Despite those formative years on Spain’s clay, it would take Murray many years to really master the red stuff in the way he mastered hard and grass courts. That was, in large part, down to a chronic back problem that eventually forced him to pull out of Rome and Roland Garros in 2013 and undergo back surgery later that year.
The rewards soon followed: In 2015 he won in both Munich and Madrid having never made a clay final before. And last year, he impressed still more, beginning with a semi run in Monte-Carlo, finals in Madrid and Roland Garros, and the title in Rome.
The rest of 2016 is history: undefeated on grass, winning his second Olympic gold, unbeaten through the last five tournaments of the year, claiming the No1 ranking with his first World Tour Finals trophy.
All of that, though, took a toll come this year and, also hindered by a bout of shingles, Murray has struggled to string together wins except for the title in Dubai. He then had to pull out of Miami with an elbow injury and only just made it back to court in time to play Monte-Carlo. Perhaps not surprisingly, he lost in his second match, and that gave him the time and incentive to add Barcelona to his schedule.
“I haven’t played many matches in the last five to six weeks so that’s the reason for coming here… I need to spend time on the practice court, but I came here to try and play matches, that’s the best way to adapt to surfaces against the best players in the world.”
As for his recovering elbow, he is happy with his progress:
“It’s good. I’m happy with how it felt last week. I didn’t serve as well as I would have liked but I didn’t have loads of time to practise beforehand, and I’m sure it will be better again [here].”
With so many points to defend through both the clay swing and the rest of the season, it will take some strong performances at every stage to hold onto the top spot, though as he said in Dubai, “I don’t need to stay at No1. I mean nothing bad happens if I go to No2: My life’s OK, no-one dies, it’s all good! But I mean, I want to try to stay there so I’m motivated to try and do that.”
The job has since become harder, of course, as a result of illness and injury, but Murray remains pragmatic.
“You have some of the best players of all time playing just now, and playing great tennis this year, and some of the young players are playing better too. So it’s going to be tough, but I’m happy to be fit and healthy again.”
His cause in Barcelona is not helped by drawing Ramos-Vinolas in his quarter: The in-form Spaniard beat Murray on his way to that final in Monte-Carlo. First up is Bernard Tomic, and other Spaniards in this section include No6 seed Roberto Bautista Agut.

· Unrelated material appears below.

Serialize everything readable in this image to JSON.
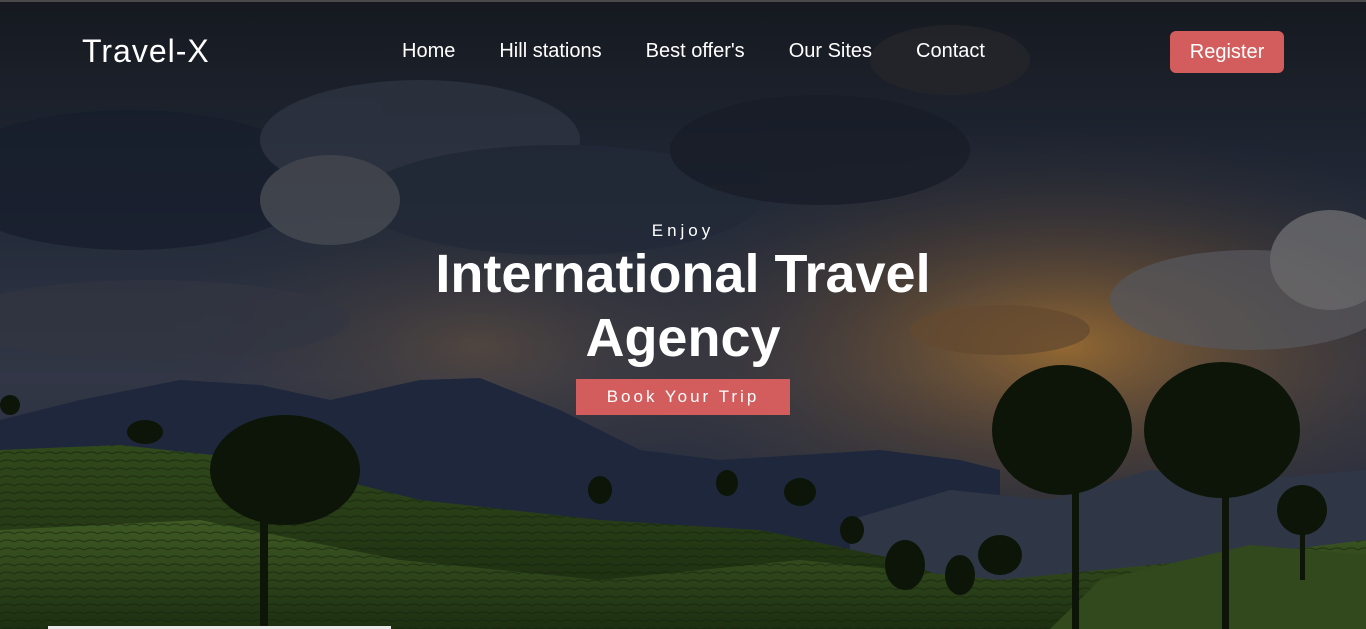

As luck would have it, fellow Britons Kyle Edmund and Dan Evans, who drew one another in the first round in Monte-Carlo—with winner Edmund then facing Nadal—fell into the same segment again, the quarter headed by No4 seed Dominic Thiem.
Both Britons won their first matches—for Evans, a first main-tour win on clay—but Edmund then lost to Thiem, 6-1, 6-4. Evans, however, went on to beat No14 seed Mischa Zverev for his second straight win, and now it is his turn to face Thiem, with Pablo Carreno Busta the next highest seed in this quarter.
It is, though, hard to look beyond Nadal in Barcelona—and almost as hard to see beyond Murray as his final opponent come Sunday.